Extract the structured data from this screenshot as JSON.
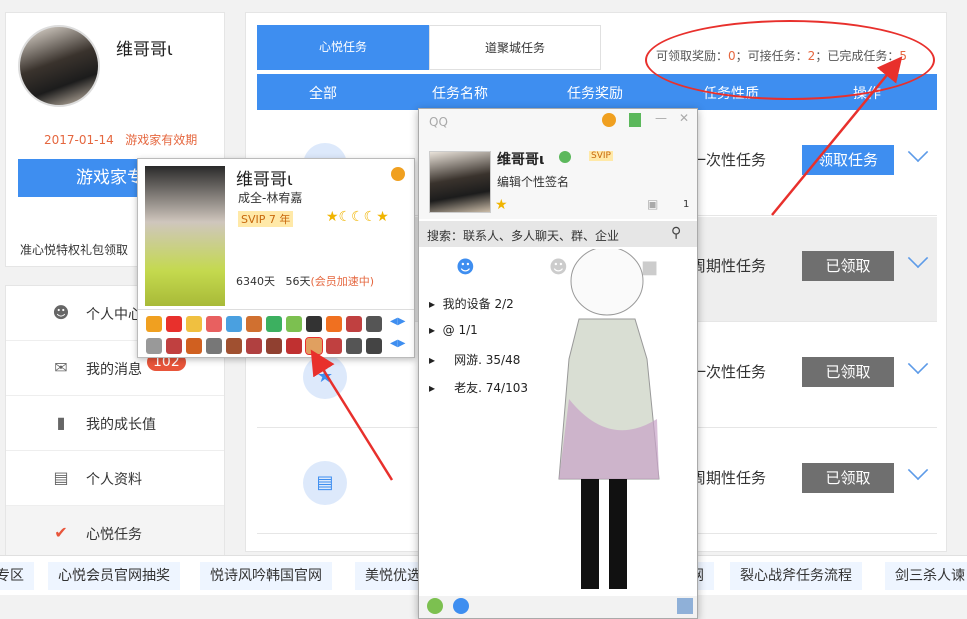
{
  "profile": {
    "username": "维哥哥ι",
    "expiry_date": "2017-01-14",
    "expiry_label": "游戏家有效期",
    "vip_button": "游戏家专",
    "gift_text": "准心悦特权礼包领取"
  },
  "nav": {
    "items": [
      {
        "label": "个人中心",
        "icon": "user-icon"
      },
      {
        "label": "我的消息",
        "icon": "mail-icon",
        "badge": "102"
      },
      {
        "label": "我的成长值",
        "icon": "bar-chart-icon"
      },
      {
        "label": "个人资料",
        "icon": "id-card-icon"
      },
      {
        "label": "心悦任务",
        "icon": "check-circle-icon",
        "active": true
      }
    ]
  },
  "main": {
    "tabs": [
      "心悦任务",
      "道聚城任务"
    ],
    "stats": {
      "claimable_label": "可领取奖励：",
      "claimable": "0",
      "acceptable_label": "；可接任务：",
      "acceptable": "2",
      "completed_label": "；已完成任务：",
      "completed": "5"
    },
    "columns": [
      "全部",
      "任务名称",
      "任务奖励",
      "任务性质",
      "操作"
    ],
    "rows": [
      {
        "type": "一次性任务",
        "action": "领取任务",
        "style": "blue"
      },
      {
        "type": "周期性任务",
        "action": "已领取",
        "style": "gray"
      },
      {
        "type": "一次性任务",
        "action": "已领取",
        "style": "gray"
      },
      {
        "type": "周期性任务",
        "action": "已领取",
        "style": "gray"
      }
    ]
  },
  "bottom_links": [
    "专区",
    "心悦会员官网抽奖",
    "悦诗风吟韩国官网",
    "美悦优选",
    "网",
    "裂心战斧任务流程",
    "剑三杀人谏"
  ],
  "friend_popup": {
    "name": "维哥哥ι",
    "remark": "成全-林宥嘉",
    "vip": "SVIP 7 年",
    "days_active": "6340天",
    "days_member": "56天",
    "accel": "(会员加速中)"
  },
  "qq_panel": {
    "logo": "QQ",
    "name": "维哥哥ι",
    "signature": "编辑个性签名",
    "search_placeholder": "搜索：联系人、多人聊天、群、企业",
    "shirt_count": "1",
    "groups": [
      {
        "name": "我的设备",
        "count": "2/2"
      },
      {
        "name": "@",
        "count": "1/1"
      },
      {
        "name": "网游.",
        "count": "35/48"
      },
      {
        "name": "老友.",
        "count": "74/103"
      }
    ]
  },
  "colors": {
    "accent": "#3e8ef0",
    "orange": "#e5673f",
    "annotation": "#e8302c"
  }
}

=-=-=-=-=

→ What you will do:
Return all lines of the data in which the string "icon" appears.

→ Exercise result:
        "icon": "user-icon"
        "icon": "mail-icon",
        "icon": "bar-chart-icon"
        "icon": "id-card-icon"
        "icon": "check-circle-icon",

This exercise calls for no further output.